[PROVIDED INFORMATION Boundary: Start]
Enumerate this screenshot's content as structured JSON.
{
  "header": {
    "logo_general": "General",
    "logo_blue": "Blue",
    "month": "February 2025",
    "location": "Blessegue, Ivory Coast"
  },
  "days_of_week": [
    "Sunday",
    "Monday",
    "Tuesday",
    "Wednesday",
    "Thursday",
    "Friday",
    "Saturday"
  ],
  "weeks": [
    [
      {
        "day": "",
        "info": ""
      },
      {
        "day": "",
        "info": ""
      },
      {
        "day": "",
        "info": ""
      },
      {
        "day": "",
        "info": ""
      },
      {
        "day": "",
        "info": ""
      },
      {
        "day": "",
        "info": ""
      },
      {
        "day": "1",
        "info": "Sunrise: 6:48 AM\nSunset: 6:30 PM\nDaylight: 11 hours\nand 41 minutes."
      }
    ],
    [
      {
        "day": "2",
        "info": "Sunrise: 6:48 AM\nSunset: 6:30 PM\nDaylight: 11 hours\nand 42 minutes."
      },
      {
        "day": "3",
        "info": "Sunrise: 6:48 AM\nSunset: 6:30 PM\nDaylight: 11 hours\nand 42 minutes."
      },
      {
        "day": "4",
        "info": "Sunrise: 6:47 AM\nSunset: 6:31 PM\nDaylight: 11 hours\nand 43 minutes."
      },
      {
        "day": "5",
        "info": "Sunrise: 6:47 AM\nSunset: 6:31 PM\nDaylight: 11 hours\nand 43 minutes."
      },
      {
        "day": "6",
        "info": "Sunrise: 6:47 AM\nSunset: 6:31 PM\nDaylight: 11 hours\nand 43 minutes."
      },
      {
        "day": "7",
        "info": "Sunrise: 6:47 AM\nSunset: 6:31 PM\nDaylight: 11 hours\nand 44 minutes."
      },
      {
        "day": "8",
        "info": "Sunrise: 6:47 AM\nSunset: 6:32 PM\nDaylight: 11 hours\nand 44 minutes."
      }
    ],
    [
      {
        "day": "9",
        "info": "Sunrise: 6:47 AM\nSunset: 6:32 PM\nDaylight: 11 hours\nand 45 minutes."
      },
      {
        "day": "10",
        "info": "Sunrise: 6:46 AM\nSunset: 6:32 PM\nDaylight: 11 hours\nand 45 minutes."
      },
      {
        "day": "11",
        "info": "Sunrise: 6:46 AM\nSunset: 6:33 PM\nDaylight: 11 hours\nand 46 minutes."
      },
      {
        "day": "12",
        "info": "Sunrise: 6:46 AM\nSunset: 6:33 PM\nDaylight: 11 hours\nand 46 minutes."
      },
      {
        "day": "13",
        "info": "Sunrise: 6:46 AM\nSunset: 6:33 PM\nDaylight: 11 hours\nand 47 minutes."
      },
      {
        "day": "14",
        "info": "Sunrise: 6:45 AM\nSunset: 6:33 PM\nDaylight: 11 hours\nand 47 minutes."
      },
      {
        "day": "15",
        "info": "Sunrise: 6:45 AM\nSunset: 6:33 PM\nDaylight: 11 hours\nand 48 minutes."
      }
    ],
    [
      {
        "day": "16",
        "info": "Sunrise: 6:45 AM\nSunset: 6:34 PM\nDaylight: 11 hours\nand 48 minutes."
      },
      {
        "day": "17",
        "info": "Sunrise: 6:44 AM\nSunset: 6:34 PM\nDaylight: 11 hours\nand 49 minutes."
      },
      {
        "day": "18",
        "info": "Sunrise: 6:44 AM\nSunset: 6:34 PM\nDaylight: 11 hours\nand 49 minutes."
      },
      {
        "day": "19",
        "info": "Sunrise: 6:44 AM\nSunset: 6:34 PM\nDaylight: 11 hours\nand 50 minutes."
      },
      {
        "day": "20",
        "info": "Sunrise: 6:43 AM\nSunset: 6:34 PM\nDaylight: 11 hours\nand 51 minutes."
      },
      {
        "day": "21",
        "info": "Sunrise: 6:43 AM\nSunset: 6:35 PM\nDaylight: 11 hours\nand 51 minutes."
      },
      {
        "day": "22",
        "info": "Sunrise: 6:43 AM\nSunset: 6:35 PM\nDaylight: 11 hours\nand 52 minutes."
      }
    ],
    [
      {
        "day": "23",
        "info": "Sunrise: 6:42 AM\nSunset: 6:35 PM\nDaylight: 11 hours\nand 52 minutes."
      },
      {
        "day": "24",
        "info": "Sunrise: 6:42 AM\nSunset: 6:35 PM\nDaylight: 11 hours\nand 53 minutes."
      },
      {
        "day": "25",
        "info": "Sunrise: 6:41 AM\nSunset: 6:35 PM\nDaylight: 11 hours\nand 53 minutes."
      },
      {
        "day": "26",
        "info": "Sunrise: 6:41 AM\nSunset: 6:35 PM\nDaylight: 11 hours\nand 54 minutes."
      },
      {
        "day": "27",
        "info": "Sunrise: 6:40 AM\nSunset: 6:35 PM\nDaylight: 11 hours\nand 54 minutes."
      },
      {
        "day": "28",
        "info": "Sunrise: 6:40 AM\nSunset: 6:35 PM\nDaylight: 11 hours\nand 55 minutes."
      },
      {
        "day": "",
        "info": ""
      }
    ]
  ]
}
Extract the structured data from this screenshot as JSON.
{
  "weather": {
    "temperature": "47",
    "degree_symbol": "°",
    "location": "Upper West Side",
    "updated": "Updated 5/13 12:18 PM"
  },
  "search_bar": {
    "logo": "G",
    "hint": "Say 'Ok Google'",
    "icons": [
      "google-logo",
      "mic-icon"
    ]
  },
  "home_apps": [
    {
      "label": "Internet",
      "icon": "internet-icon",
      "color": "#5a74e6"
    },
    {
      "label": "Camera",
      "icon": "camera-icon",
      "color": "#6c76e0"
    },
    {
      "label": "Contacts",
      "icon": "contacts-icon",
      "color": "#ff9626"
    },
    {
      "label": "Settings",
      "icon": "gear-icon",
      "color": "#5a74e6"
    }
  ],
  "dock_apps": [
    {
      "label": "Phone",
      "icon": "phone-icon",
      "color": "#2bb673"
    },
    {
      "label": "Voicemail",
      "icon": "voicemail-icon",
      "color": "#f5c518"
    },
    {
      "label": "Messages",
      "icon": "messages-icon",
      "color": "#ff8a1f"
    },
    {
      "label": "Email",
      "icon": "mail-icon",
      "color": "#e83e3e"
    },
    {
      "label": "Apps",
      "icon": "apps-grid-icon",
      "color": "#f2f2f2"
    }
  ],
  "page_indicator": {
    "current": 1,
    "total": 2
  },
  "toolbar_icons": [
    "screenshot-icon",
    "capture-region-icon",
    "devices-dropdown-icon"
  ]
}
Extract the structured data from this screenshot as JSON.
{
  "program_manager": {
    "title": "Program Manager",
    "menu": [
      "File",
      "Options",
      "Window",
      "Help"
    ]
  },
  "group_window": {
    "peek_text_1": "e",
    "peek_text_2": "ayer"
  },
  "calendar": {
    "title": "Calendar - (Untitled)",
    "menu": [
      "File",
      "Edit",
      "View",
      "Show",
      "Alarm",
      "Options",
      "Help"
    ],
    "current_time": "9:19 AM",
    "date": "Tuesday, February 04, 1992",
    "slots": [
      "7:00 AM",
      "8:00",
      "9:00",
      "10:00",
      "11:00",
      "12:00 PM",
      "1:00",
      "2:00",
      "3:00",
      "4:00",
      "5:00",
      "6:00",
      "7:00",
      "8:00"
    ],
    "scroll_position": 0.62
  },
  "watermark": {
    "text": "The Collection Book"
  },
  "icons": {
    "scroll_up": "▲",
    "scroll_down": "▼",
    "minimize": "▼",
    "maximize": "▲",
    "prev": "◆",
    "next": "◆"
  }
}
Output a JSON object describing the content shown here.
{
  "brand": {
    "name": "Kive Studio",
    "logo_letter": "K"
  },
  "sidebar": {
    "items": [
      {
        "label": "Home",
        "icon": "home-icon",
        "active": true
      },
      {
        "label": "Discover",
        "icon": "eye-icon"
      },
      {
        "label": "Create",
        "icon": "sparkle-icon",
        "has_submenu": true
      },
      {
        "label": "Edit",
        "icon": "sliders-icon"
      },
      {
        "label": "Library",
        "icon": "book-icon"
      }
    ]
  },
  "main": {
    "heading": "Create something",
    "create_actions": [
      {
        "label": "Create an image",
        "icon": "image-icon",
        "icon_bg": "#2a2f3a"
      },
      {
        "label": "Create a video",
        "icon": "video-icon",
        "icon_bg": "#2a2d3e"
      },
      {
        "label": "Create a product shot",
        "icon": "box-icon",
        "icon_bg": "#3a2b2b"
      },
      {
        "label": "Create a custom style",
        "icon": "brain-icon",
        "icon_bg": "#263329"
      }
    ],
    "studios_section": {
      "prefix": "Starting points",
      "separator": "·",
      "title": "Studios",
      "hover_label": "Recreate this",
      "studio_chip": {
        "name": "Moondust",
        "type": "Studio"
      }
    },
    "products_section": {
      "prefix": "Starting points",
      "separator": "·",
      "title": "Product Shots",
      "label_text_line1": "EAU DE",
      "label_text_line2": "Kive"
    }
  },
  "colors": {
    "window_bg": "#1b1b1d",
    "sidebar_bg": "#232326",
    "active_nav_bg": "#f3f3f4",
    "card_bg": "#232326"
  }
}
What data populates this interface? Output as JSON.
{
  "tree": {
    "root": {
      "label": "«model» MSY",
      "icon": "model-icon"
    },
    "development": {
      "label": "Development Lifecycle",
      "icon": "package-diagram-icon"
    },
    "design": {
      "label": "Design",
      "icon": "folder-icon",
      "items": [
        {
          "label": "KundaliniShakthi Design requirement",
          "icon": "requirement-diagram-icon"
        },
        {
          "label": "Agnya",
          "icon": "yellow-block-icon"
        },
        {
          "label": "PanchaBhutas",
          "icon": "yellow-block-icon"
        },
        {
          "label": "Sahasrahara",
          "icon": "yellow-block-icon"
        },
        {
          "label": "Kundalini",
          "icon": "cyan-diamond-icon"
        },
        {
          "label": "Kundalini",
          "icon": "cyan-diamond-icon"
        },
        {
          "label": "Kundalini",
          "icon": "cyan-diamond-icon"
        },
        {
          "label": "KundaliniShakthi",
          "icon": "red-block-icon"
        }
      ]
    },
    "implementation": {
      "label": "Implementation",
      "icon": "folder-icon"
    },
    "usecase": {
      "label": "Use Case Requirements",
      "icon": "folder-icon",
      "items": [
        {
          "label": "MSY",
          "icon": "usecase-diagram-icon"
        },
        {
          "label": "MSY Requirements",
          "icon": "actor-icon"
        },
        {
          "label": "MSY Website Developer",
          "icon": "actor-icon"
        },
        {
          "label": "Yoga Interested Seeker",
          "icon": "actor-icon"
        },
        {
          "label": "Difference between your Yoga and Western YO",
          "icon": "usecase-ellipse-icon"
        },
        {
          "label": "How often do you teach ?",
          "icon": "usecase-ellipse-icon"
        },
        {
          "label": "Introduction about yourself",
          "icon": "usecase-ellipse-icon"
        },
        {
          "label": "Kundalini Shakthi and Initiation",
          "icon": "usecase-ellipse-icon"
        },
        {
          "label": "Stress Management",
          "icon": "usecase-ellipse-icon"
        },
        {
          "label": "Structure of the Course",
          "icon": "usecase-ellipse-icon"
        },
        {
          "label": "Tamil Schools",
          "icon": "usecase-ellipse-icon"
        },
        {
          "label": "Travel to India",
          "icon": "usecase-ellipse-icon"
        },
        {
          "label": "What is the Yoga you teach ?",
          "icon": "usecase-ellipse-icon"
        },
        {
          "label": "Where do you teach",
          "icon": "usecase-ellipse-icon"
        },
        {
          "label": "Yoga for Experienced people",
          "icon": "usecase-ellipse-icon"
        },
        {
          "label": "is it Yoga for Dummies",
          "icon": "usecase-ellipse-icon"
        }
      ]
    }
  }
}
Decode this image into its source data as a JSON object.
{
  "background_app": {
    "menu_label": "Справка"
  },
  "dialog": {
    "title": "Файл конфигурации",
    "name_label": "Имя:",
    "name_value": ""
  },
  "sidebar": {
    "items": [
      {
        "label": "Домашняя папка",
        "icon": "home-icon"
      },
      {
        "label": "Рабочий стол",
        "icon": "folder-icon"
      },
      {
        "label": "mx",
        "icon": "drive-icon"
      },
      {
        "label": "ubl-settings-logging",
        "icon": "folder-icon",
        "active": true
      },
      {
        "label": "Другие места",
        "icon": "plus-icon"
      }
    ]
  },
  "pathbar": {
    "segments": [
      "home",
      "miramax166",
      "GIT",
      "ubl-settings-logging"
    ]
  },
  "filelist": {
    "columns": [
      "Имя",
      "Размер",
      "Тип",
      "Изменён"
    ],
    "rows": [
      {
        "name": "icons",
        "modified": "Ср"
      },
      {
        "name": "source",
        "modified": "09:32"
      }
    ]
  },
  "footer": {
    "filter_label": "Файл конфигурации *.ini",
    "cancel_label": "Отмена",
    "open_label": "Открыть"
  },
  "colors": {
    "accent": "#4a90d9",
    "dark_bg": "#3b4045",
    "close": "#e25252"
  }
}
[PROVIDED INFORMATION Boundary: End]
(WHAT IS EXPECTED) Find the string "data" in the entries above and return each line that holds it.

(REPLY)
Extract the structured data from this screenshot as JSON.
Extract the structured data from this screenshot as JSON.
What data populates this interface? Output as JSON.
Decode this image into its source data as a JSON object.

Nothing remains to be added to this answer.